“Oh, Langport, it’s a very nice place. It’s full of lovely shops.”
My colleague’s comment was perfectly accurate, my home town is a very nice place and it is full of lovely shops, but it was not always thus.
In the early-Twentieth Century, Langport was a bustling little market town. It had its own rural district council replete with its own council offices. It had two railway stations, its own newspaper, it own gas works, and a range of shops catering to every need. However, it went into a long-term decline. The newspaper closed before the Second World War; the railway stations disappeared with the Beeching cuts (in the case of Langport East, an entirely illogical decision that owed more to prejudice than reason). One by one, the shops disappeared.
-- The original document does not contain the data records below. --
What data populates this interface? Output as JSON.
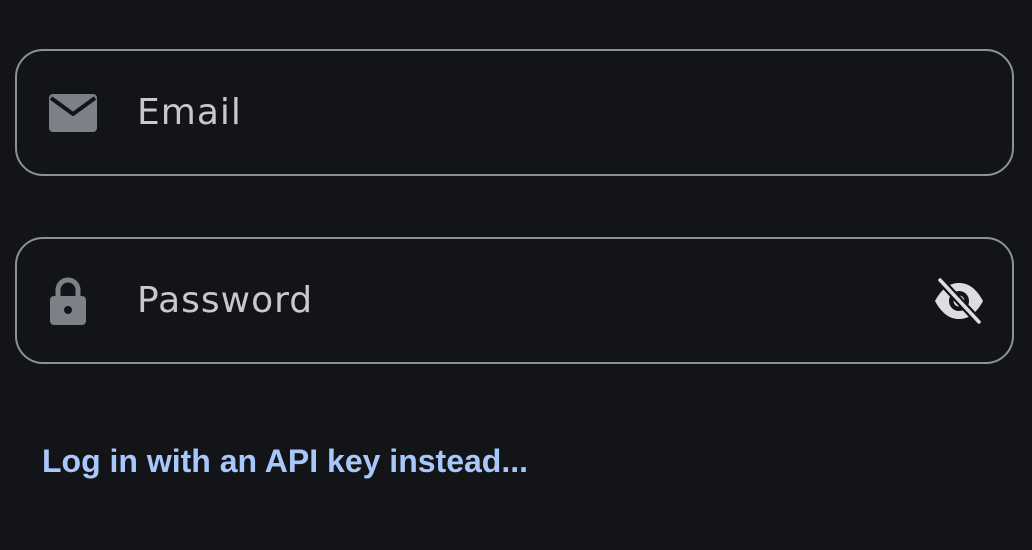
{
  "email_field": {
    "placeholder": "Email",
    "value": "",
    "icon": "mail-icon"
  },
  "password_field": {
    "placeholder": "Password",
    "value": "",
    "icon": "lock-icon",
    "toggle_icon": "eye-off-icon"
  },
  "api_key_link": {
    "label": "Log in with an API key instead..."
  },
  "colors": {
    "background": "#121418",
    "field_border": "#8d9096",
    "icon": "#7e8088",
    "toggle_icon": "#dcdde0",
    "text": "#c8c9cd",
    "link": "#a8c7fa"
  }
}
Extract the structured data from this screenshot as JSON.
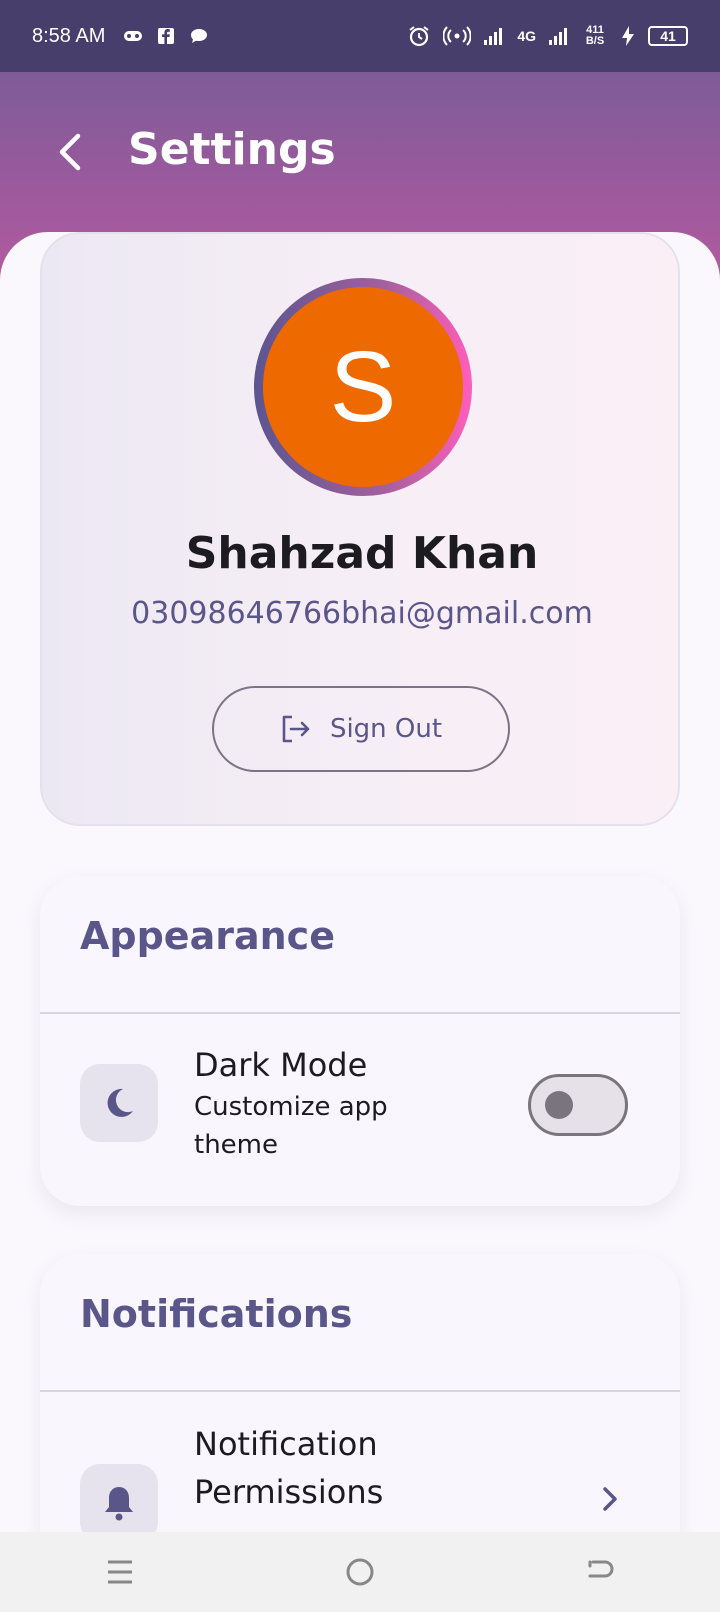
{
  "status_bar": {
    "time": "8:58 AM",
    "network_speed": "411 B/S",
    "network_type": "4G",
    "battery": "41",
    "icons_left": [
      "game-controller-icon",
      "facebook-icon",
      "chat-bubble-icon"
    ],
    "icons_right": [
      "alarm-icon",
      "hotspot-icon",
      "signal-icon",
      "signal-4g-icon",
      "charging-icon",
      "battery-icon"
    ]
  },
  "header": {
    "title": "Settings",
    "back_icon": "chevron-left-icon"
  },
  "profile": {
    "avatar_initial": "S",
    "name": "Shahzad Khan",
    "email": "03098646766bhai@gmail.com",
    "sign_out_label": "Sign Out"
  },
  "appearance": {
    "title": "Appearance",
    "dark_mode_title": "Dark Mode",
    "dark_mode_sub": "Customize app theme",
    "dark_mode_enabled": false
  },
  "notifications": {
    "title": "Notifications",
    "permissions_title": "Notification Permissions"
  },
  "nav_bar": {
    "items": [
      "menu-icon",
      "home-icon",
      "back-icon"
    ]
  },
  "colors": {
    "header_gradient_top": "#7e5b98",
    "header_gradient_bottom": "#b45c9d",
    "accent": "#5a568a",
    "avatar_bg": "#ee6a00"
  }
}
People had cars; people could drive to Yeovil or Taunton or Bridgwater; people took their custom elsewhere. In 1974, Langport Rural District Council, which served a population of 59,000 people, was abolished, its area being absorbed into a much bigger local authority based in Yeovil. In the 1970s, a new close of shops was built along with a new town car park, but there was nothing to suggest that this was not a town past its best. One writer commenting on Langport suggested it was a town that had succumbed to a “humdrum retirement”.
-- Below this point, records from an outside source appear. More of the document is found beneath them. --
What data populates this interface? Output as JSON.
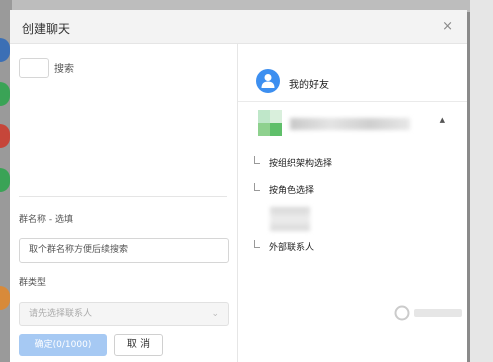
{
  "modal": {
    "title": "创建聊天",
    "close_glyph": "×"
  },
  "left": {
    "search_label": "搜索",
    "group_name_label": "群名称 - 选填",
    "group_name_placeholder": "取个群名称方便后续搜索",
    "group_type_label": "群类型",
    "group_type_placeholder": "请先选择联系人",
    "confirm_label": "确定(0/1000)",
    "cancel_label": "取 消"
  },
  "right": {
    "friends_label": "我的好友",
    "tree_items": [
      {
        "label": "按组织架构选择"
      },
      {
        "label": "按角色选择"
      },
      {
        "label": "外部联系人"
      }
    ]
  },
  "icons": {
    "close": "close-icon",
    "chevron": "chevron-down-icon",
    "caret": "caret-up-icon",
    "user": "user-icon"
  },
  "colors": {
    "accent": "#3d8ff0",
    "confirm_disabled": "#a6c9f3",
    "header_bg": "#f3f3f3"
  }
}
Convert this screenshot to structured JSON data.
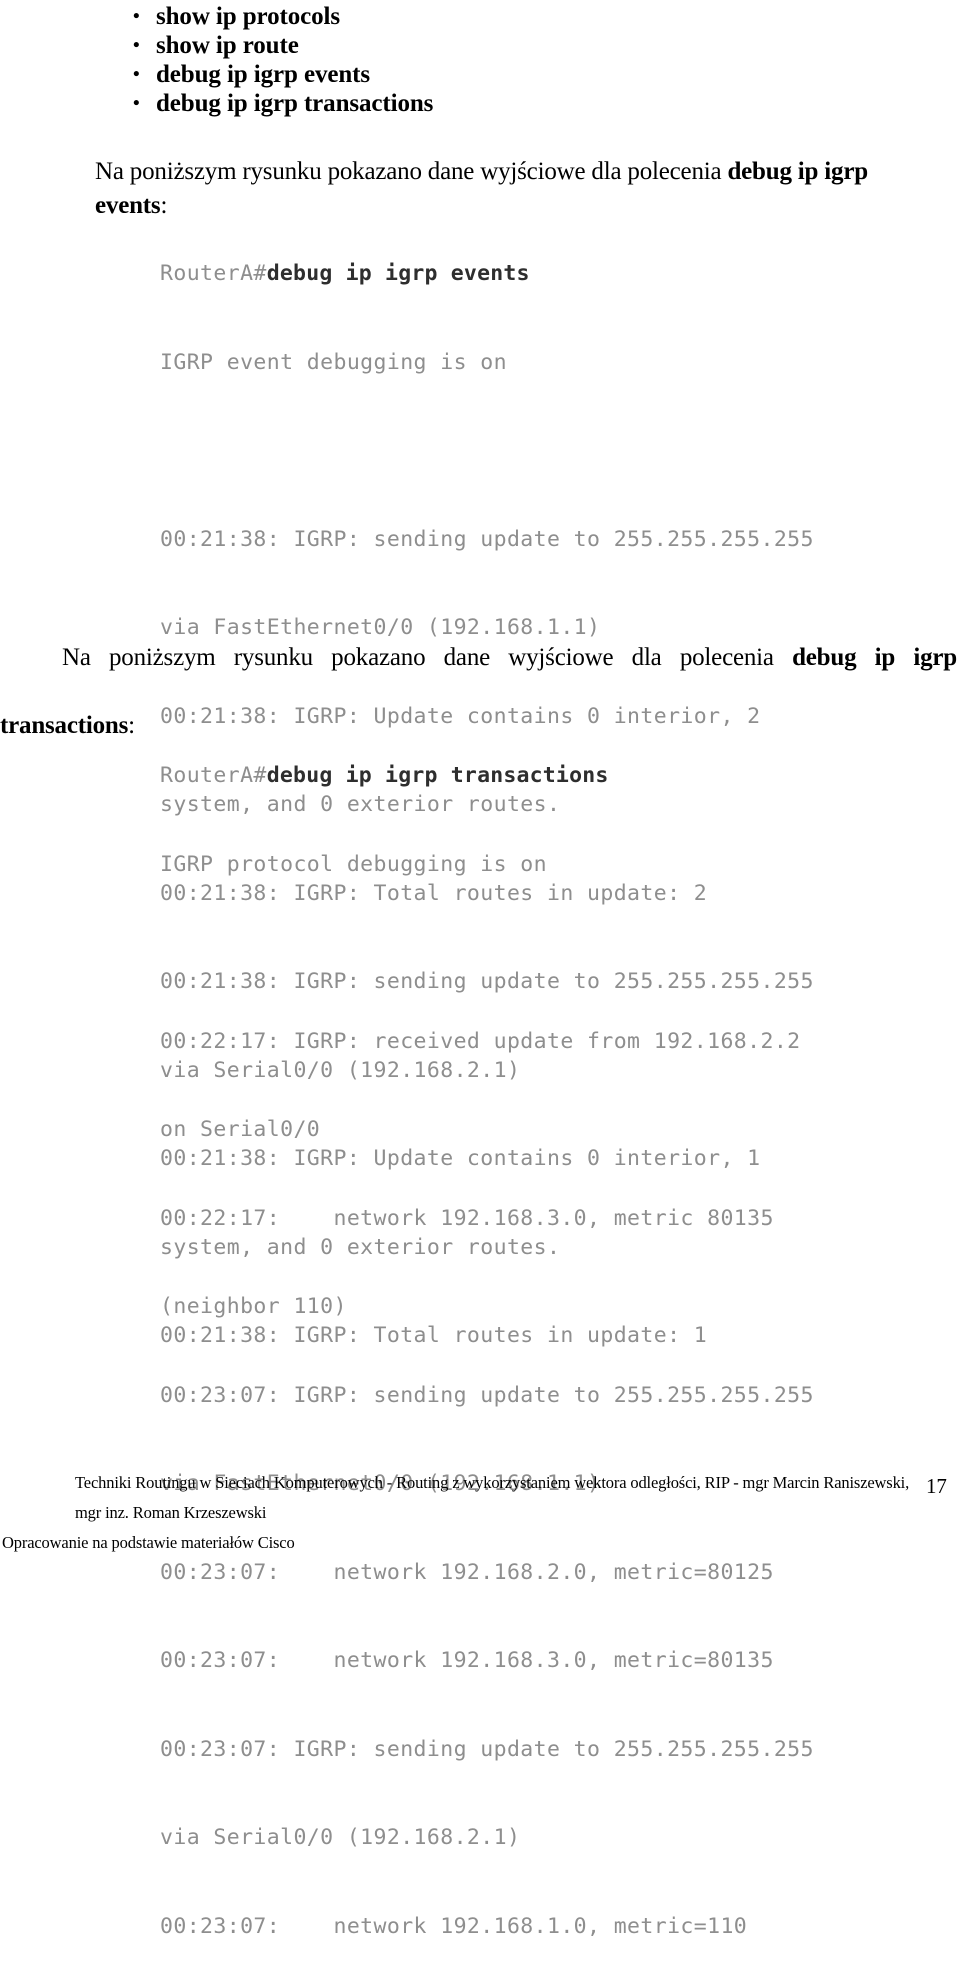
{
  "command_list": {
    "bullet_glyph": "•",
    "items": [
      "show ip protocols",
      "show ip route",
      "debug ip igrp events",
      "debug ip igrp transactions"
    ]
  },
  "paragraphs": {
    "events_intro": {
      "lead": "Na poniższym rysunku pokazano dane wyjściowe dla polecenia ",
      "command": "debug ip igrp events",
      "trail": ":"
    },
    "transactions_intro": {
      "line1_lead": "Na poniższym rysunku pokazano dane wyjściowe dla polecenia ",
      "line1_command": "debug ip igrp",
      "line2_command": "transactions",
      "line2_trail": ":"
    }
  },
  "console_events": {
    "prompt": "RouterA#",
    "command": "debug ip igrp events",
    "lines": [
      "IGRP event debugging is on",
      "",
      "00:21:38: IGRP: sending update to 255.255.255.255",
      "via FastEthernet0/0 (192.168.1.1)",
      "00:21:38: IGRP: Update contains 0 interior, 2",
      "system, and 0 exterior routes.",
      "00:21:38: IGRP: Total routes in update: 2",
      "00:21:38: IGRP: sending update to 255.255.255.255",
      "via Serial0/0 (192.168.2.1)",
      "00:21:38: IGRP: Update contains 0 interior, 1",
      "system, and 0 exterior routes.",
      "00:21:38: IGRP: Total routes in update: 1"
    ]
  },
  "console_transactions": {
    "prompt": "RouterA#",
    "command": "debug ip igrp transactions",
    "lines": [
      "IGRP protocol debugging is on",
      "",
      "00:22:17: IGRP: received update from 192.168.2.2",
      "on Serial0/0",
      "00:22:17:    network 192.168.3.0, metric 80135",
      "(neighbor 110)",
      "00:23:07: IGRP: sending update to 255.255.255.255",
      "via FastEthernet0/0 (192.168.1.1)",
      "00:23:07:    network 192.168.2.0, metric=80125",
      "00:23:07:    network 192.168.3.0, metric=80135",
      "00:23:07: IGRP: sending update to 255.255.255.255",
      "via Serial0/0 (192.168.2.1)",
      "00:23:07:    network 192.168.1.0, metric=110"
    ]
  },
  "footer": {
    "line1": "Techniki Routingu w Sieciach Komputerowych - Routing z wykorzystaniem wektora odległości, RIP - mgr Marcin Raniszewski,",
    "line2": "mgr inz. Roman Krzeszewski",
    "line3": "Opracowanie na podstawie materiałów Cisco",
    "page_number": "17"
  },
  "colors": {
    "page_background": "#ffffff",
    "body_text": "#000000",
    "console_text": "#8e8e8e",
    "console_bold_text": "#2e2e2e"
  }
}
Today marks the thirtieth anniversary of the Internet as we know it, Google featuring a picture of a big, clunky PC monitor as its graphic for the day. If there was a single factor that has contributed to the transformation of my home town, it must surely be the possibilities created by going online. People can live in our deeply rural community and still be engaged with commerce in every corner of the world. People can have front offices in London, but still work from the tranquility of the Levels. Crafts people can produce fine work in local studios and market it globally. Shops can be in Bow Street or North Street, and have customers in streets very far away from the River Parrett. If there is a vicious circle as a community declines, closures contributing to further closures, then there is a virtuous circle as a place revives: money bringing more money, success creating more success, diverse and attractive shops attracting more diverse and attractive shops. If there is a common factor among the successful enterprises that now fill our town, it is their strong online presence – their websites and their use of social media.
Thirty years ago, it would have been unimaginable that our town would have revived in the way it has. It has been amazing what a mouse can do.